**What the task asks**.
With the pictures set aside, write out all of the data exactly as it stands.

**Data for this task**.
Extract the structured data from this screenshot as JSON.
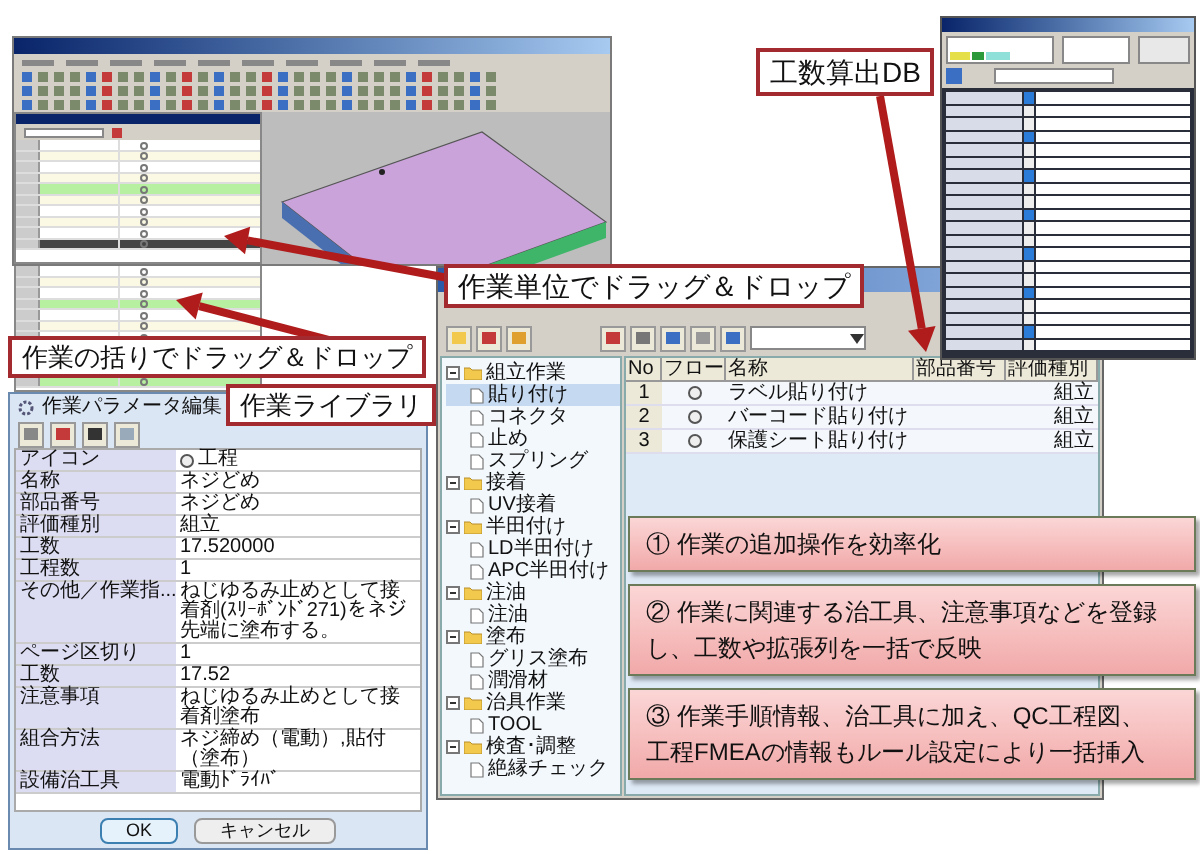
{
  "db_label": {
    "text": "工数算出DB"
  },
  "drag_unit_label": {
    "text": "作業単位でドラッグ＆ドロップ"
  },
  "drag_group_label": {
    "text": "作業の括りでドラッグ＆ドロップ"
  },
  "library_label": {
    "text": "作業ライブラリ"
  },
  "task_window": {
    "tree": [
      {
        "label": "組立作業",
        "expanded": true,
        "selected": false,
        "children": [
          {
            "label": "貼り付け",
            "selected": true
          },
          {
            "label": "コネクタ",
            "selected": false
          },
          {
            "label": "止め",
            "selected": false
          },
          {
            "label": "スプリング",
            "selected": false
          }
        ]
      },
      {
        "label": "接着",
        "expanded": true,
        "selected": false,
        "children": [
          {
            "label": "UV接着",
            "selected": false
          }
        ]
      },
      {
        "label": "半田付け",
        "expanded": true,
        "selected": false,
        "children": [
          {
            "label": "LD半田付け",
            "selected": false
          },
          {
            "label": "APC半田付け",
            "selected": false
          }
        ]
      },
      {
        "label": "注油",
        "expanded": true,
        "selected": false,
        "children": [
          {
            "label": "注油",
            "selected": false
          }
        ]
      },
      {
        "label": "塗布",
        "expanded": true,
        "selected": false,
        "children": [
          {
            "label": "グリス塗布",
            "selected": false
          },
          {
            "label": "潤滑材",
            "selected": false
          }
        ]
      },
      {
        "label": "治具作業",
        "expanded": true,
        "selected": false,
        "children": [
          {
            "label": "TOOL",
            "selected": false
          }
        ]
      },
      {
        "label": "検査･調整",
        "expanded": true,
        "selected": false,
        "children": [
          {
            "label": "絶縁チェック",
            "selected": false
          }
        ]
      }
    ],
    "table": {
      "columns": [
        "No",
        "フロー",
        "名称",
        "部品番号",
        "評価種別"
      ],
      "rows": [
        {
          "no": "1",
          "name": "ラベル貼り付け",
          "eval_type": "組立"
        },
        {
          "no": "2",
          "name": "バーコード貼り付け",
          "eval_type": "組立"
        },
        {
          "no": "3",
          "name": "保護シート貼り付け",
          "eval_type": "組立"
        }
      ]
    }
  },
  "parameter_dialog": {
    "title": "作業パラメータ編集",
    "rows": [
      {
        "kind": "icon",
        "label": "アイコン",
        "value": "工程"
      },
      {
        "kind": "text",
        "label": "名称",
        "value": "ネジどめ"
      },
      {
        "kind": "text",
        "label": "部品番号",
        "value": "ネジどめ"
      },
      {
        "kind": "text",
        "label": "評価種別",
        "value": "組立"
      },
      {
        "kind": "text",
        "label": "工数",
        "value": "17.520000"
      },
      {
        "kind": "text",
        "label": "工程数",
        "value": "1"
      },
      {
        "kind": "text",
        "label": "その他／作業指...",
        "value": "ねじゆるみ止めとして接着剤(ｽﾘｰﾎﾞﾝﾄﾞ271)をネジ先端に塗布する。"
      },
      {
        "kind": "text",
        "label": "ページ区切り",
        "value": "1"
      },
      {
        "kind": "text",
        "label": "工数",
        "value": "17.52"
      },
      {
        "kind": "text",
        "label": "注意事項",
        "value": "ねじゆるみ止めとして接着剤塗布"
      },
      {
        "kind": "text",
        "label": "組合方法",
        "value": "ネジ締め（電動）,貼付（塗布）"
      },
      {
        "kind": "text",
        "label": "設備治工具",
        "value": "電動ﾄﾞﾗｲﾊﾞ"
      }
    ],
    "buttons": [
      {
        "kind": "ok",
        "label": "OK"
      },
      {
        "kind": "cancel",
        "label": "キャンセル"
      }
    ]
  },
  "notes": [
    {
      "lines": [
        "① 作業の追加操作を効率化"
      ]
    },
    {
      "lines": [
        "② 作業に関連する治工具、注意事項などを登録",
        "し、工数や拡張列を一括で反映"
      ]
    },
    {
      "lines": [
        "③ 作業手順情報、治工具に加え、QC工程図、",
        "工程FMEAの情報もルール設定により一括挿入"
      ]
    }
  ]
}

**Response area**.
Extract the structured data from this screenshot as JSON.
{
  "db_label": {
    "text": "工数算出DB"
  },
  "drag_unit_label": {
    "text": "作業単位でドラッグ＆ドロップ"
  },
  "drag_group_label": {
    "text": "作業の括りでドラッグ＆ドロップ"
  },
  "library_label": {
    "text": "作業ライブラリ"
  },
  "task_window": {
    "tree": [
      {
        "label": "組立作業",
        "expanded": true,
        "selected": false,
        "children": [
          {
            "label": "貼り付け",
            "selected": true
          },
          {
            "label": "コネクタ",
            "selected": false
          },
          {
            "label": "止め",
            "selected": false
          },
          {
            "label": "スプリング",
            "selected": false
          }
        ]
      },
      {
        "label": "接着",
        "expanded": true,
        "selected": false,
        "children": [
          {
            "label": "UV接着",
            "selected": false
          }
        ]
      },
      {
        "label": "半田付け",
        "expanded": true,
        "selected": false,
        "children": [
          {
            "label": "LD半田付け",
            "selected": false
          },
          {
            "label": "APC半田付け",
            "selected": false
          }
        ]
      },
      {
        "label": "注油",
        "expanded": true,
        "selected": false,
        "children": [
          {
            "label": "注油",
            "selected": false
          }
        ]
      },
      {
        "label": "塗布",
        "expanded": true,
        "selected": false,
        "children": [
          {
            "label": "グリス塗布",
            "selected": false
          },
          {
            "label": "潤滑材",
            "selected": false
          }
        ]
      },
      {
        "label": "治具作業",
        "expanded": true,
        "selected": false,
        "children": [
          {
            "label": "TOOL",
            "selected": false
          }
        ]
      },
      {
        "label": "検査･調整",
        "expanded": true,
        "selected": false,
        "children": [
          {
            "label": "絶縁チェック",
            "selected": false
          }
        ]
      }
    ],
    "table": {
      "columns": [
        "No",
        "フロー",
        "名称",
        "部品番号",
        "評価種別"
      ],
      "rows": [
        {
          "no": "1",
          "name": "ラベル貼り付け",
          "eval_type": "組立"
        },
        {
          "no": "2",
          "name": "バーコード貼り付け",
          "eval_type": "組立"
        },
        {
          "no": "3",
          "name": "保護シート貼り付け",
          "eval_type": "組立"
        }
      ]
    }
  },
  "parameter_dialog": {
    "title": "作業パラメータ編集",
    "rows": [
      {
        "kind": "icon",
        "label": "アイコン",
        "value": "工程"
      },
      {
        "kind": "text",
        "label": "名称",
        "value": "ネジどめ"
      },
      {
        "kind": "text",
        "label": "部品番号",
        "value": "ネジどめ"
      },
      {
        "kind": "text",
        "label": "評価種別",
        "value": "組立"
      },
      {
        "kind": "text",
        "label": "工数",
        "value": "17.520000"
      },
      {
        "kind": "text",
        "label": "工程数",
        "value": "1"
      },
      {
        "kind": "text",
        "label": "その他／作業指...",
        "value": "ねじゆるみ止めとして接着剤(ｽﾘｰﾎﾞﾝﾄﾞ271)をネジ先端に塗布する。"
      },
      {
        "kind": "text",
        "label": "ページ区切り",
        "value": "1"
      },
      {
        "kind": "text",
        "label": "工数",
        "value": "17.52"
      },
      {
        "kind": "text",
        "label": "注意事項",
        "value": "ねじゆるみ止めとして接着剤塗布"
      },
      {
        "kind": "text",
        "label": "組合方法",
        "value": "ネジ締め（電動）,貼付（塗布）"
      },
      {
        "kind": "text",
        "label": "設備治工具",
        "value": "電動ﾄﾞﾗｲﾊﾞ"
      }
    ],
    "buttons": [
      {
        "kind": "ok",
        "label": "OK"
      },
      {
        "kind": "cancel",
        "label": "キャンセル"
      }
    ]
  },
  "notes": [
    {
      "lines": [
        "① 作業の追加操作を効率化"
      ]
    },
    {
      "lines": [
        "② 作業に関連する治工具、注意事項などを登録",
        "し、工数や拡張列を一括で反映"
      ]
    },
    {
      "lines": [
        "③ 作業手順情報、治工具に加え、QC工程図、",
        "工程FMEAの情報もルール設定により一括挿入"
      ]
    }
  ]
}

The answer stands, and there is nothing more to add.